The basic steps of a sprint are pretty straightforward – plan, execute and finish, with the help of various meetings in between. However, after starting to implement, a lot of questions and uncertainties seem to appear and at this point most of the teams tend to start looking for the best practices. Unfortunately there is no such thing, and it is each team’s specificity that determines how the sprint needs to be organized. In other words, the best practices can only be created by the team itself.
While the best practices do not exist, there are some guidelines that you can follow to make the process smoother. Here is our take on the most important ones.
The duration of the sprint. Deciding what the duration of the sprint is going to be is completely up to you. However, remember two things – at the end of the sprint you have to provide an incremental value to the end customer and the sprint should be a relatively short iteration when compared to the whole project (most of the sprints run between 7 and 30 days).

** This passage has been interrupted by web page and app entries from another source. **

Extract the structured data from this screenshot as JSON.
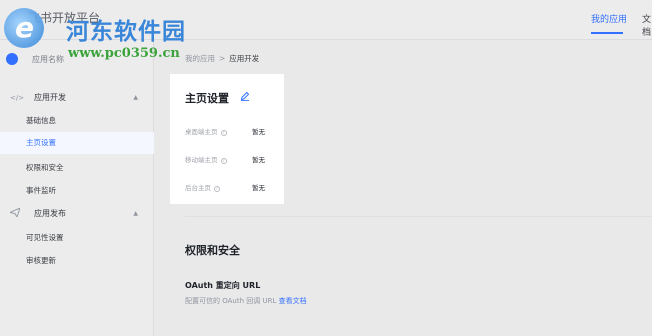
{
  "header": {
    "brand": "飞书开放平台",
    "tabs": [
      {
        "label": "我的应用",
        "active": true
      },
      {
        "label": "文档",
        "active": false
      }
    ]
  },
  "watermark": {
    "title": "河东软件园",
    "url": "www.pc0359.cn"
  },
  "sidebar": {
    "app_name": "应用名称",
    "groups": [
      {
        "label": "应用开发",
        "icon": "code-icon",
        "items": [
          {
            "label": "基础信息",
            "active": false
          },
          {
            "label": "主页设置",
            "active": true
          },
          {
            "label": "权限和安全",
            "active": false
          },
          {
            "label": "事件监听",
            "active": false
          }
        ]
      },
      {
        "label": "应用发布",
        "icon": "send-icon",
        "items": [
          {
            "label": "可见性设置",
            "active": false
          },
          {
            "label": "审核更新",
            "active": false
          }
        ]
      }
    ]
  },
  "breadcrumb": {
    "root": "我的应用",
    "separator": ">",
    "current": "应用开发"
  },
  "homepage_card": {
    "title": "主页设置",
    "rows": [
      {
        "label": "桌面端主页",
        "value": "暂无"
      },
      {
        "label": "移动端主页",
        "value": "暂无"
      },
      {
        "label": "后台主页",
        "value": "暂无"
      }
    ]
  },
  "security": {
    "title": "权限和安全",
    "oauth_title": "OAuth 重定向 URL",
    "oauth_desc": "配置可信的 OAuth 回调 URL",
    "oauth_link": "查看文档"
  },
  "colors": {
    "accent": "#3370ff"
  }
}
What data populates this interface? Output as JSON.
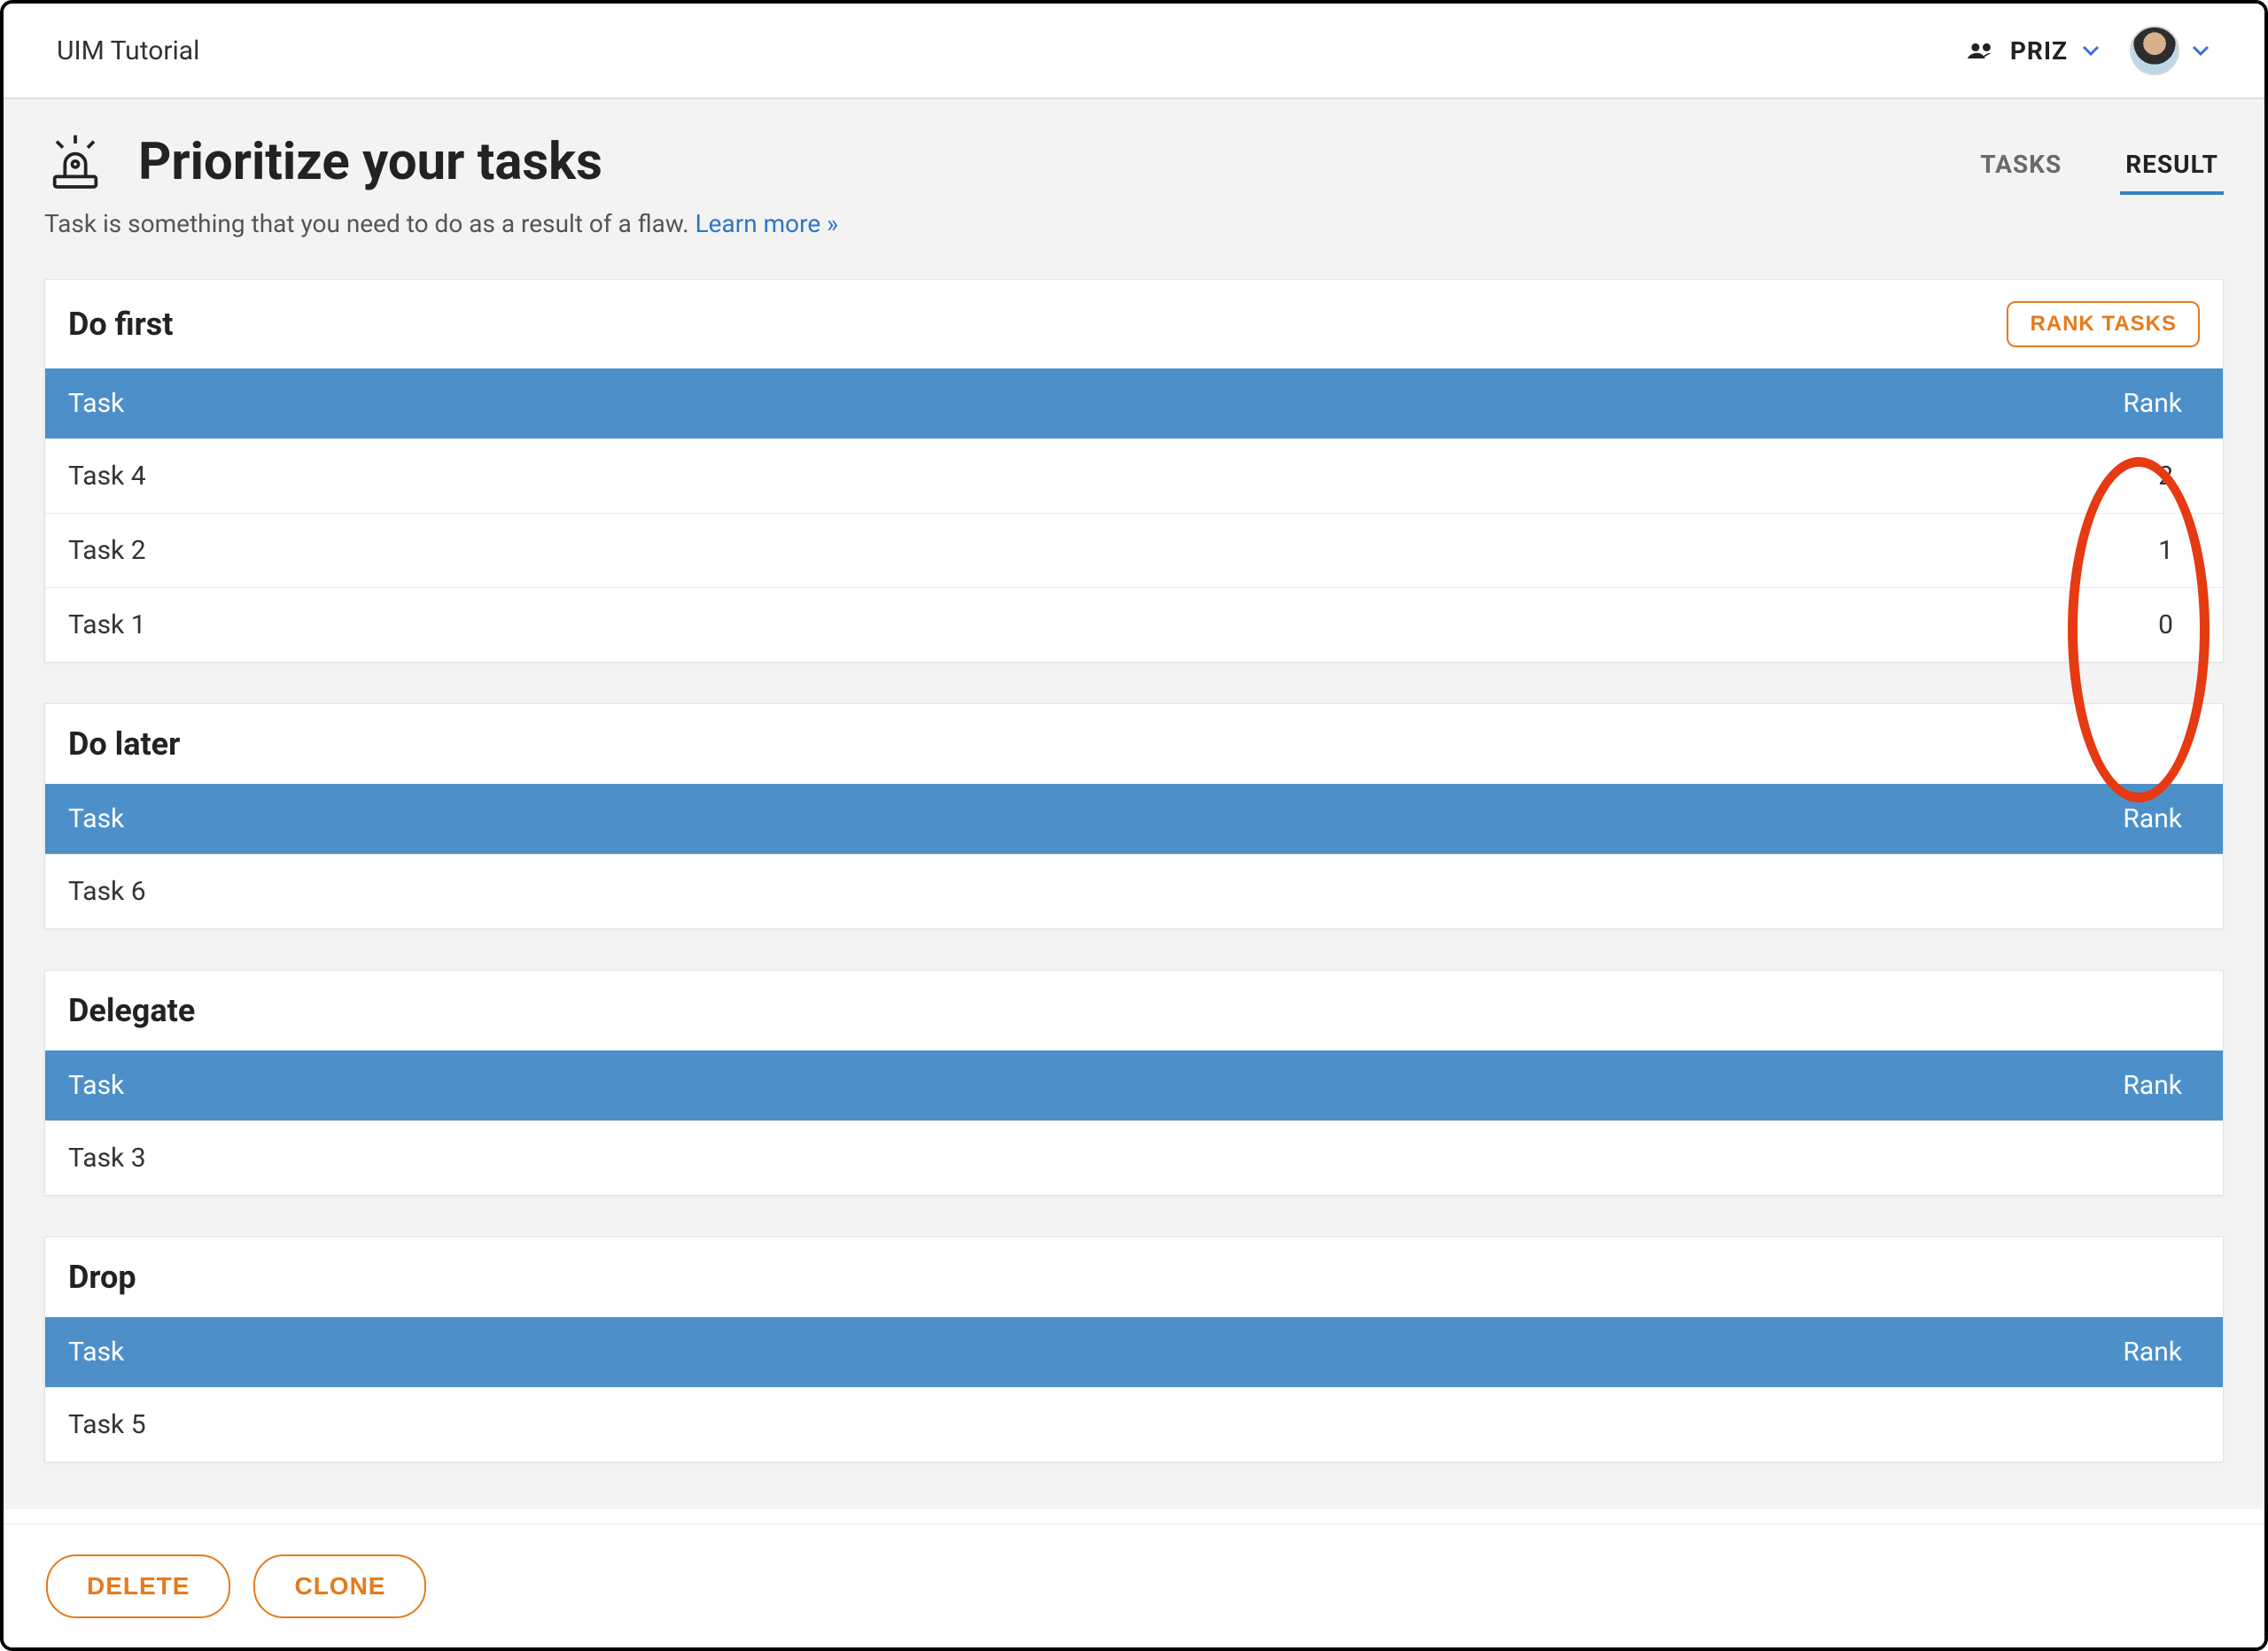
{
  "app": {
    "title": "UIM Tutorial"
  },
  "topbar": {
    "org_label": "PRIZ"
  },
  "page": {
    "title": "Prioritize your tasks",
    "subtitle": "Task is something that you need to do as a result of a flaw.",
    "learn_more": "Learn more »"
  },
  "tabs": [
    {
      "label": "TASKS",
      "active": false
    },
    {
      "label": "RESULT",
      "active": true
    }
  ],
  "table_head": {
    "task": "Task",
    "rank": "Rank"
  },
  "buttons": {
    "rank_tasks": "RANK TASKS",
    "delete": "DELETE",
    "clone": "CLONE"
  },
  "sections": {
    "do_first": {
      "title": "Do first",
      "rows": [
        {
          "task": "Task 4",
          "rank": "2"
        },
        {
          "task": "Task 2",
          "rank": "1"
        },
        {
          "task": "Task 1",
          "rank": "0"
        }
      ]
    },
    "do_later": {
      "title": "Do later",
      "rows": [
        {
          "task": "Task 6",
          "rank": ""
        }
      ]
    },
    "delegate": {
      "title": "Delegate",
      "rows": [
        {
          "task": "Task 3",
          "rank": ""
        }
      ]
    },
    "drop": {
      "title": "Drop",
      "rows": [
        {
          "task": "Task 5",
          "rank": ""
        }
      ]
    }
  }
}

At the moment, more and more companies are turning away from the old project management practices and searching for the new trends like agile and one of its methodologies – scrum. While most are successful in adopting the new practices, some however are struggling. While the reasons vary from the incompatibility with the process to the feeling that the methodology is too strict, the end result is the same – a team that is not getting a 100% result. However there seems to be a solution on the horizon – scrumban.
To put it simply scrumban is a mix of scrum and kanban. It takes certain components of both practices and mixes them together in order to create a new and enhanced one. In this post, however, we will not focus on the complete methodology, but instead we will take a look at how scrumban can improve the process of an unsuccessful scrum team. There are various reasons why teams find the scrum methodology unfitting – strictness, time constraints, continuous planning and others. For these teams scrumban is a great solution because it still has the main scrum principles and at the same time offers more flexibility and freedom to move forward.